A new bill aimed at curbing the spread of disinformation in Ukraine could pose a risk to freedom of expression, the Organization for Security and Co-operation in Europe warned on Wednesday (5 February).
Unveiled by President Volodymyr Zelenskiy’s government in January, the bill criminalises “the dissemination of disinformation” amid a conflict with Russian-backed separatists in the country’s industrial east.
The legislation foresees the nomination of a state commissioner who will decide what statements are false and dispute them in court.
According to the bill, the purposeful spread of disinformation could be punished by up to seven years in prison and hefty fines.
“We fully understand the need to fight disinformation or manipulation … in the context of Ukraine, of the conflict … but we think that this approach is not a good one,” Harlem Désir, the OSCE Representative on Freedom of the Media, told AFP in an interview.
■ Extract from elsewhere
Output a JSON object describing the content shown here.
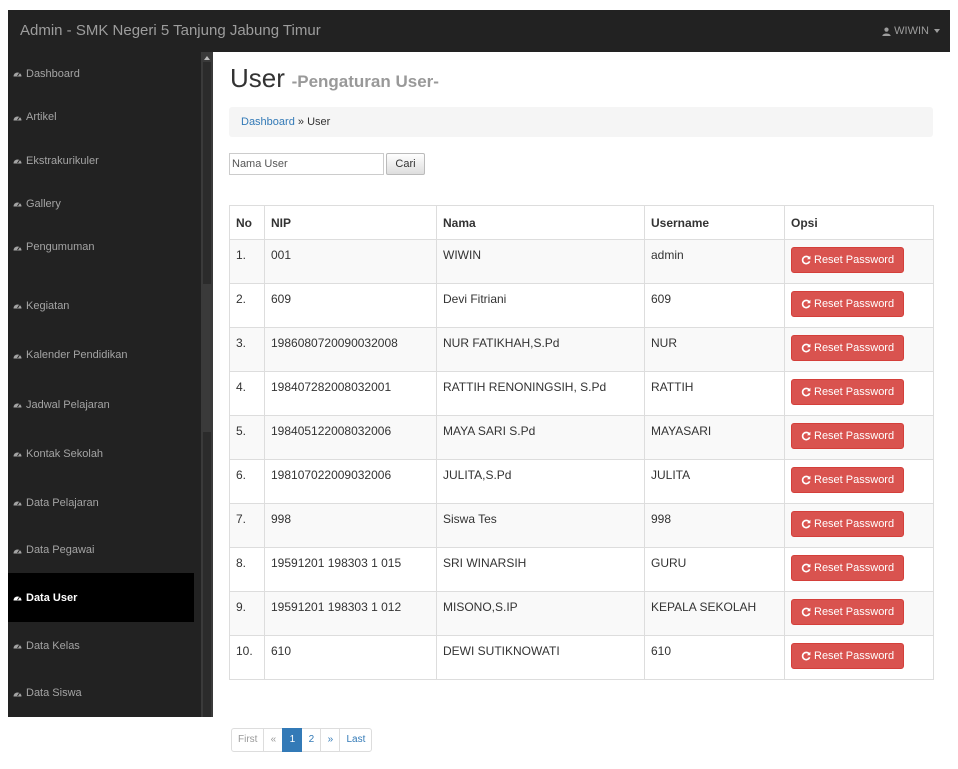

“It will not be efficient and it could put at risk” Ukraine’s commitment with regards to media freedom and freedom of expression, said Désir during a four-day visit to Ukraine.
Beginning a 4-day visit to #Ukraine today, I met with journalists & media organizations: IMI, NUJU, https://t.co/ENnSKAdujI, Comm. on Journalism ethics, Donbass News, Hromadske, Platform for HR. We discussed media freedom situation, new media draft laws & safety of journalists. pic.twitter.com/WqPj0709hC
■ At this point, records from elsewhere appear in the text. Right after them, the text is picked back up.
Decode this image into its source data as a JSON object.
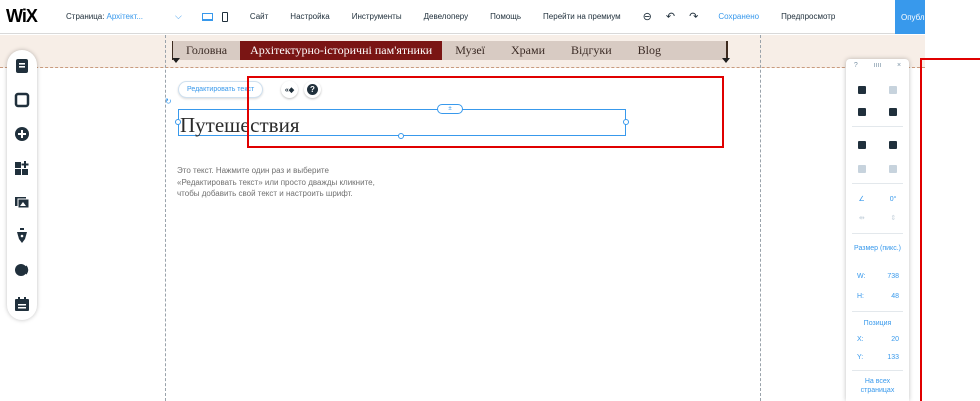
{
  "topbar": {
    "logo": "WiX",
    "page_label": "Страница:",
    "page_value": "Архітект...",
    "menu": [
      "Сайт",
      "Настройка",
      "Инструменты",
      "Девелоперу",
      "Помощь",
      "Перейти на премиум"
    ],
    "saved": "Сохранено",
    "preview": "Предпросмотр",
    "publish": "Опубл"
  },
  "site_nav": {
    "items": [
      "Головна",
      "Архітектурно-історичні пам'ятники",
      "Музеї",
      "Храми",
      "Відгуки",
      "Blog"
    ],
    "active_index": 1
  },
  "edit_toolbar": {
    "edit_text": "Редактировать текст",
    "anim_label": "«◆"
  },
  "heading": "Путешествия",
  "paragraph": "Это текст. Нажмите один раз и выберите «Редактировать текст» или просто дважды кликните, чтобы добавить свой текст и настроить шрифт.",
  "right_panel": {
    "top": [
      "?",
      "ıııı",
      "×"
    ],
    "rotation": "0°",
    "size_label": "Размер (пикс.)",
    "w_label": "W:",
    "w_value": "738",
    "h_label": "H:",
    "h_value": "48",
    "position_label": "Позиция",
    "x_label": "X:",
    "x_value": "20",
    "y_label": "Y:",
    "y_value": "133",
    "all_pages": "На всех страницах"
  },
  "colors": {
    "accent": "#3899ec",
    "nav_active": "#7a1514",
    "nav_bg": "#d8cbc3",
    "highlight": "#e00000"
  }
}
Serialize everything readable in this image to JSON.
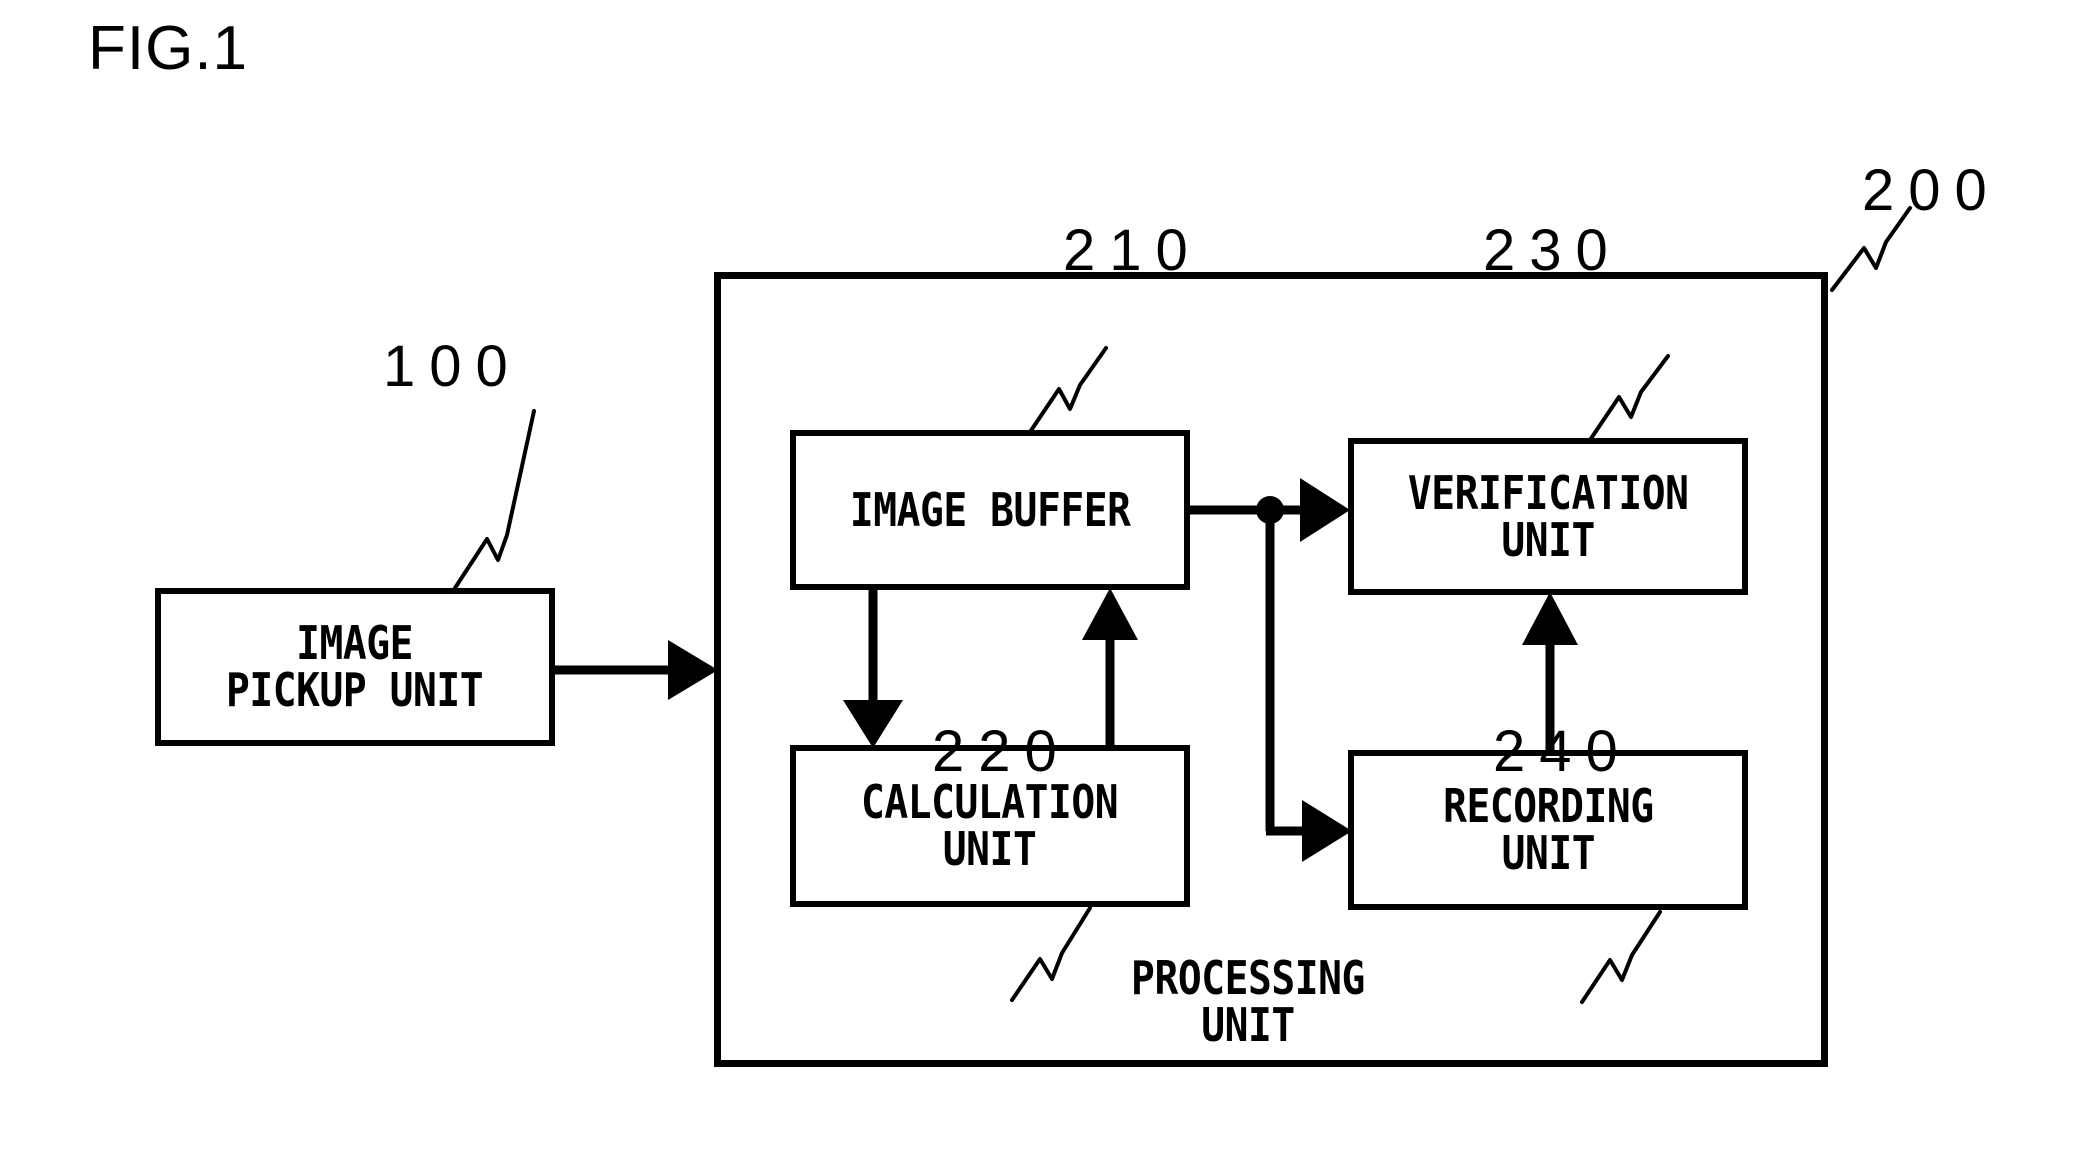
{
  "figure": {
    "title": "FIG.1"
  },
  "blocks": [
    {
      "id": "image-pickup",
      "label": "IMAGE\nPICKUP UNIT",
      "ref": "100"
    },
    {
      "id": "image-buffer",
      "label": "IMAGE BUFFER",
      "ref": "210"
    },
    {
      "id": "calculation",
      "label": "CALCULATION\nUNIT",
      "ref": "220"
    },
    {
      "id": "verification",
      "label": "VERIFICATION\nUNIT",
      "ref": "230"
    },
    {
      "id": "recording",
      "label": "RECORDING\nUNIT",
      "ref": "240"
    }
  ],
  "outer": {
    "label": "PROCESSING\nUNIT",
    "ref": "200"
  },
  "refs": {
    "r100": "100",
    "r200": "200",
    "r210": "210",
    "r220": "220",
    "r230": "230",
    "r240": "240"
  },
  "colors": {
    "ink": "#000000",
    "paper": "#ffffff"
  },
  "connections": [
    {
      "from": "image-pickup",
      "to": "processing-unit",
      "kind": "arrow-right"
    },
    {
      "from": "image-buffer",
      "to": "calculation",
      "kind": "arrow-down"
    },
    {
      "from": "calculation",
      "to": "image-buffer",
      "kind": "arrow-up"
    },
    {
      "from": "image-buffer",
      "to": "verification",
      "kind": "arrow-right-branch"
    },
    {
      "from": "image-buffer",
      "to": "recording",
      "kind": "arrow-right-branch"
    },
    {
      "from": "recording",
      "to": "verification",
      "kind": "arrow-up"
    }
  ]
}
— OSCE media freedom (@OSCE_RFoM) February 4, 2020
According to the legislation, false news concerning “national security, territorial integrity, sovereignty of Ukraine and other issues of public interest” will be treated as disinformation.
Desir said that the bill “gives a lot of power to the new special commissioner.”
“It means a lot of state interference in the media activities, journalism,” he added.
Proposed by comedian-turned-president Zelenskiy and drafted by the culture ministry, the bill is yet to be submitted to parliament.
But the proposed legislation sparked criticism from domestic NGOs, international watchdogs and even several lawmakers from Zelenskiy’s own party.
After a bloody 2014 uprising in Kyiv ousted a Kremlin-backed regime, Moscow annexed Crimea and supported insurgents in eastern Ukraine who launched a bid for independence.
Since then more than 13,000 people have been killed in the conflict.
Kremlin critics have accused Russian officials of spreading propaganda and disinformation in attempt to meddle in Ukraine’s affairs.